Blackwell Public Library will host Let’s Talk About It Oklahoma, a book discussion group which will explore literature in new ways with a humanities scholar leading the discussion. The event is made possible by a grant from Oklahoma Humanities with generous funding from the Inasmuch Foundation and the Kirkpatrick Family Fund.
Exploring the theme of Young Adult Crossover Fiction: Crumbling Borders between Adolescents and Adults, the book discussions will explore the stories of “young adults grappling with the quest of coming to terms with their roots and identity, of learning to distinguish between authenticity and artifice, and of finding a place for themselves within the framework of life” as well as “expose some of the difficult challenges faced by young adults”. The series will take place from August through December with one title being explored each month. All sessions will begin at 5:30 pm and are open to the public.
The theme was chosen to appeal to the widest range of readers. Many adults read young adult fiction. Is it because coming of age is an experience not limited to one age or one time in life? Life does not seem static in our time. The crumbling of rigid distinctions between the conventional borders of young adult and adult experiences may well reflect the reality that good young adult fiction generates crossover works for adults.
The schedule of titles and the humanities scholars who will be leading the book discussions:
- Tuesday, August 28th – After the First Death by Robert Cormier, discussion led by Dr. Jennifer Page, Assistant Professor of English at NWOSU
- Thursday, September 27th – Monster by Walter Dean Myers, discussion led by Dr. Aaron Mason, Professor of Political Science at NWOSU

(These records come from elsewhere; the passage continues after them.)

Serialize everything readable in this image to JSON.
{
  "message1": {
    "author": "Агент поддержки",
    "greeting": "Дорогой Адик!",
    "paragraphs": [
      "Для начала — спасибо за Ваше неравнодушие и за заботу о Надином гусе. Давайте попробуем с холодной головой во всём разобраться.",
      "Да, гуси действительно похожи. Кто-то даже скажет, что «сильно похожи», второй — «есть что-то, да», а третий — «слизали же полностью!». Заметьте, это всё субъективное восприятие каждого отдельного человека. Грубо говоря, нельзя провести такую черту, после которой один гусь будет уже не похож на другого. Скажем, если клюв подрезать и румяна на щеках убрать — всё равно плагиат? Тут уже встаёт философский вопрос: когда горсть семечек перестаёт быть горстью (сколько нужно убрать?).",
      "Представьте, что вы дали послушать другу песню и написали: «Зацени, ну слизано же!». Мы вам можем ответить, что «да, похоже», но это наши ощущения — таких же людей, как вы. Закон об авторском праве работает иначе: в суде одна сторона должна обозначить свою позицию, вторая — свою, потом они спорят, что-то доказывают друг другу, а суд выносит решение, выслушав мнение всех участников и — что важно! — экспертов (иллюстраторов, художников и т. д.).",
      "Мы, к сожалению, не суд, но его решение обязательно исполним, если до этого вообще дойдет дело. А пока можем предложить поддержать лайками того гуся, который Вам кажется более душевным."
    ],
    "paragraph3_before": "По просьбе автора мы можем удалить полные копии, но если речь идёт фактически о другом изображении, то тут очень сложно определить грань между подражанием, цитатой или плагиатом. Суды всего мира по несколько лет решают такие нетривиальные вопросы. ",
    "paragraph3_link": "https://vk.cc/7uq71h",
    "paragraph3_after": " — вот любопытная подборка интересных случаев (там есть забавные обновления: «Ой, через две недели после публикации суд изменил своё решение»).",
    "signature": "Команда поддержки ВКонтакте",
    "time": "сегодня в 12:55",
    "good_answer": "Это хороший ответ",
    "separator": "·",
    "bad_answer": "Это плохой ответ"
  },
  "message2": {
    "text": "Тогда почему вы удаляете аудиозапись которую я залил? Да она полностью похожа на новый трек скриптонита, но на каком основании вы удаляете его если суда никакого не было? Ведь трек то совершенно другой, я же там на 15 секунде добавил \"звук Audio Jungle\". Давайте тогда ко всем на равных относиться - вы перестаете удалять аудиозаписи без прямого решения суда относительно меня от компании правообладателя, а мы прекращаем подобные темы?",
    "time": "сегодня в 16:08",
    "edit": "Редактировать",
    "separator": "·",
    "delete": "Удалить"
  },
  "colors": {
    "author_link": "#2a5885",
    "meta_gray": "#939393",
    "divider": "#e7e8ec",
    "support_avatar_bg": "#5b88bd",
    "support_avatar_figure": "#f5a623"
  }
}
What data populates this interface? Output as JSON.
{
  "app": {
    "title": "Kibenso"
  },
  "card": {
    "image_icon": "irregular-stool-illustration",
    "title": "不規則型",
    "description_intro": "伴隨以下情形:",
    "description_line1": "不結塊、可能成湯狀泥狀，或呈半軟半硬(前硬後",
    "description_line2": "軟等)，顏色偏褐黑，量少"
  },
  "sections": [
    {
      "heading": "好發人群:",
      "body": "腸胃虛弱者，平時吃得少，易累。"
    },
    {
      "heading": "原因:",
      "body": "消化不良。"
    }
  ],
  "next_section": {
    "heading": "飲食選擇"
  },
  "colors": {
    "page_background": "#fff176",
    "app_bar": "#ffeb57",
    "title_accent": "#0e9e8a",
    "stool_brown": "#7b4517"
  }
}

- Tuesday, October 23rd – True Believer by Virginia Euwer Wolff, discussion led by Dr. Karen Neurohr, Professor at OSU, Edmon Low Library
- Tuesday, November 27th – The Absolutely True Diary of a Part Time Indian by Sherman Alexie, discussion led by Dr. Nathan Shank, Assistant Professor of English at OCU
- Thursday, December 27th – Annie John by Jamaica Kincaid, discussion led by Dr. Sara Jane Richter, Professor of English at OPSU
The mission of Oklahoma Humanities (OH) is to strengthen communities by helping Oklahomans learn about the human experience, understand new perspectives, and participate knowledgeably in civic life. OH is a private 501 (c) (3) nonprofit organization. As the state affiliate of the National Endowment for the Humanities, we strive to stimulate discussion, encourage new perspectives, and to actively engage people in the humanities disciplines, such as history, literature, philosophy, and ethics.